I’m also a purist when it comes to eggs on a Benedict. I’ve seen fried eggs and scrambled eggs, but a runny poached egg is the only way for me. I’ve talked about how to make poached eggs before, so check out this post if you need some help on how to make them. HINT: You don’t need one of those fancy poaching dishes. All you need is a pot, some water, and some vinegar.
Then all you have to do is slap it all together!
I guess this is kind of an advanced meal, but if you take it one thing at a time, it is very doable. And very delicious. I love make a few different fillings and giving people options.
Obviously, this isn’t the healthiest brunch ever, but if made correctly, I think it is worth every calorie.
So, make the bloody mary’s from scratch. It is very doable. Once you have some liquid courage, give the benedicts a shot. Honestly, even if you don’t get it perfect, it will still be better than most that you find in a restaurant these days.
About MacheesmoRead More
Hello! My name is Nick Evans and I write and manage Macheesmo. I started Macheesmo 11 years ago when I was just learning my way around the kitchen. I love to cook and love everything food-related, but I have no formal training. These days I focus on fast, accessible recipes with the occasional “reach” recipe!
I’ve posted almost 2,000 recipes on Macheesmo. For each one, I do my best to give full explanations of what I did and tips on what I’d do differently next time. I’ll bring up the tricky parts and the easy parts.
I hope you can find something and cook something!
10 Responses to “A Bloody Benedict Brunch” Leave a comment
You are talking my language! Bloody Marys and eggs benedict are two of my favorite things! I am emailing this to myself immediately. And I completely agree that most bloody mary mixes just don't cut it.
My husband and I went to the Twin Cities, MN this past weekend and went had a great brunch. Jesse got crab cake benedict. It was an english muffin, tomato, the crab cake, egg and then hollandaise sauce. It was amazing!!
On the bloody Mary tip, I like to get some vodka and then pepper it. Usually a jalapeno or two halved, a pablano halved and a habenero I don't open it, just cut off the stem. You could cut it in half to if you're adventurous. Put it all in a sealed jar, mine was a big mason jar. Then let it sit for a week or so, or even longer if you desire. Turned out great, and made great Bloody Mary's. I also like to use Clamato Juice as well.

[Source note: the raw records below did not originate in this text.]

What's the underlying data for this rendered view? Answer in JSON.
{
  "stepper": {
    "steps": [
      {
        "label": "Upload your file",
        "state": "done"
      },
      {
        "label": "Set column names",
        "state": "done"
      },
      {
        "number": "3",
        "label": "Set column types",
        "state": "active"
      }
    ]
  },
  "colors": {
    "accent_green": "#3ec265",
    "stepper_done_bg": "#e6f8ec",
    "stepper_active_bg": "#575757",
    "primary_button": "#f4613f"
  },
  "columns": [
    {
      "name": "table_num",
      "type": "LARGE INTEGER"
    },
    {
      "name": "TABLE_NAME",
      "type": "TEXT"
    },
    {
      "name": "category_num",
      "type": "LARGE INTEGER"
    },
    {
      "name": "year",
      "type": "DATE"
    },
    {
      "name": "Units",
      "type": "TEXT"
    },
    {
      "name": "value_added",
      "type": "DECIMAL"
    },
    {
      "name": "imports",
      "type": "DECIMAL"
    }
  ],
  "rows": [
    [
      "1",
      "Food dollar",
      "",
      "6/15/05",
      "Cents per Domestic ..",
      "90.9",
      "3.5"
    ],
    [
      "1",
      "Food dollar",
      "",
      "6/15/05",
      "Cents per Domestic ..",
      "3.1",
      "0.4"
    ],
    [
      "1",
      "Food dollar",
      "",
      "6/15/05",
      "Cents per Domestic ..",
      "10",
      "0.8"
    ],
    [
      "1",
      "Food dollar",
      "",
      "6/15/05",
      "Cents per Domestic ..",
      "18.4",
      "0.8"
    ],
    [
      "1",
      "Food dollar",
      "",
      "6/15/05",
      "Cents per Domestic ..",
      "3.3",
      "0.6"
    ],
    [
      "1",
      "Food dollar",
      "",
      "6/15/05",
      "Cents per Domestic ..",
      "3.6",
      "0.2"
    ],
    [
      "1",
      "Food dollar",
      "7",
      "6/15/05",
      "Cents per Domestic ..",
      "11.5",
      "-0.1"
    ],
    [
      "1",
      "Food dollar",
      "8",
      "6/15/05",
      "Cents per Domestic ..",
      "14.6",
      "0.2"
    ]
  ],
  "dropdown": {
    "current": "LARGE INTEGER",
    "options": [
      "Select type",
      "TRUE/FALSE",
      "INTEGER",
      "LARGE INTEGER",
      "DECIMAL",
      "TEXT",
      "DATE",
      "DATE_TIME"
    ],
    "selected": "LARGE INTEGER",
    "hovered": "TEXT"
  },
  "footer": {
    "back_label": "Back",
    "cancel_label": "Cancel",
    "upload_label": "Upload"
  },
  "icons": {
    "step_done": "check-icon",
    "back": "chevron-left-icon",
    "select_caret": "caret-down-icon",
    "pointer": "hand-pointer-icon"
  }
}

Nothing like a good bloody Mary.
Oh yea. The crab cake benedict is really popular here in DC as well. I love that variation.

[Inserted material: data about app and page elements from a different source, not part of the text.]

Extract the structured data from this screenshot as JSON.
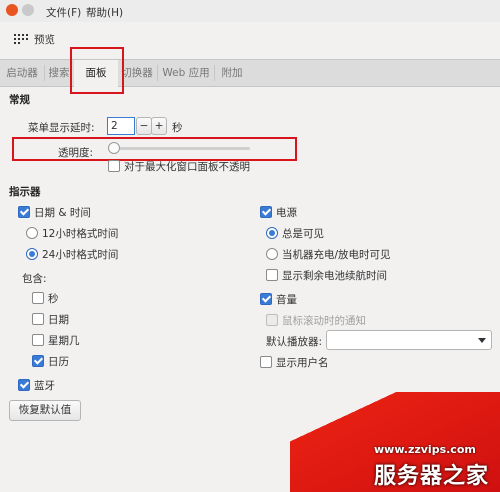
{
  "menubar": {
    "file": "文件(F)",
    "help": "帮助(H)"
  },
  "toolbar": {
    "preview": "预览"
  },
  "tabs": [
    "启动器",
    "搜索",
    "面板",
    "切换器",
    "Web 应用",
    "附加"
  ],
  "general": {
    "title": "常规",
    "menu_delay_label": "菜单显示延时:",
    "menu_delay_value": "2",
    "minus": "−",
    "plus": "+",
    "unit": "秒",
    "opacity_label": "透明度:",
    "opacity_value": 0.0,
    "no_opacity_max": "对于最大化窗口面板不透明"
  },
  "indicators": {
    "title": "指示器",
    "datetime": "日期 & 时间",
    "h12": "12小时格式时间",
    "h24": "24小时格式时间",
    "include": "包含:",
    "seconds": "秒",
    "date": "日期",
    "weekday": "星期几",
    "calendar": "日历",
    "bluetooth": "蓝牙",
    "power": "电源",
    "always_visible": "总是可见",
    "when_charging": "当机器充电/放电时可见",
    "show_battery_time": "显示剩余电池续航时间",
    "sound": "音量",
    "scroll_notify": "鼠标滚动时的通知",
    "default_player": "默认播放器:",
    "show_username": "显示用户名"
  },
  "restore_defaults": "恢复默认值",
  "watermark": {
    "url": "www.zzvips.com",
    "name": "服务器之家"
  },
  "colors": {
    "accent": "#3a7bd5",
    "highlight": "#d8151c",
    "close": "#e95420"
  }
}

I've been meaning to infuse some vodka… habenero vodka sounds ridiculous.
Thanks for the comments everyone.
and this is "eggactly" why I love your blog so much is for your brunch stuff!
I love the photos. Sitting here at work contemplating menu ideas for brunch tomorrow, and your post inspired me: Bloody Eggs Benedict. Basically, take the components for the bloody marie, and add them to a Bearnaise sauce for the poached eggs. Kind of like a sauce Choron, but with a kick to it.
I am a long time lurker here, and I just want to pipe up and say, very nice work. If you can inspire me, then that is something!
Yeah! I'm really looking forward to hosting a brunch soon since I eat brunch for dinner most nights anyway, and love making it far more than any dinner I can think of. The bloody mary route is a wise one. Although, I'm more of a froufrou mimosa girl m'self.
Okay, now I want some of that goodness for brunch tomorrow. We'll be by at 11:30 AM – be ready for us :)
What a great idea to squirt a little Sriracha into the Bloody Mary. I'd squirt a few on the eggs, too, only because I like a little kick to my eggs.
Wow this sounds perfect for Sunday brunch. I love hot sauce. I need to add it to more of my cooking.
I love your site it really helps me to learn how to do food I wouldnt normally be able to do at home.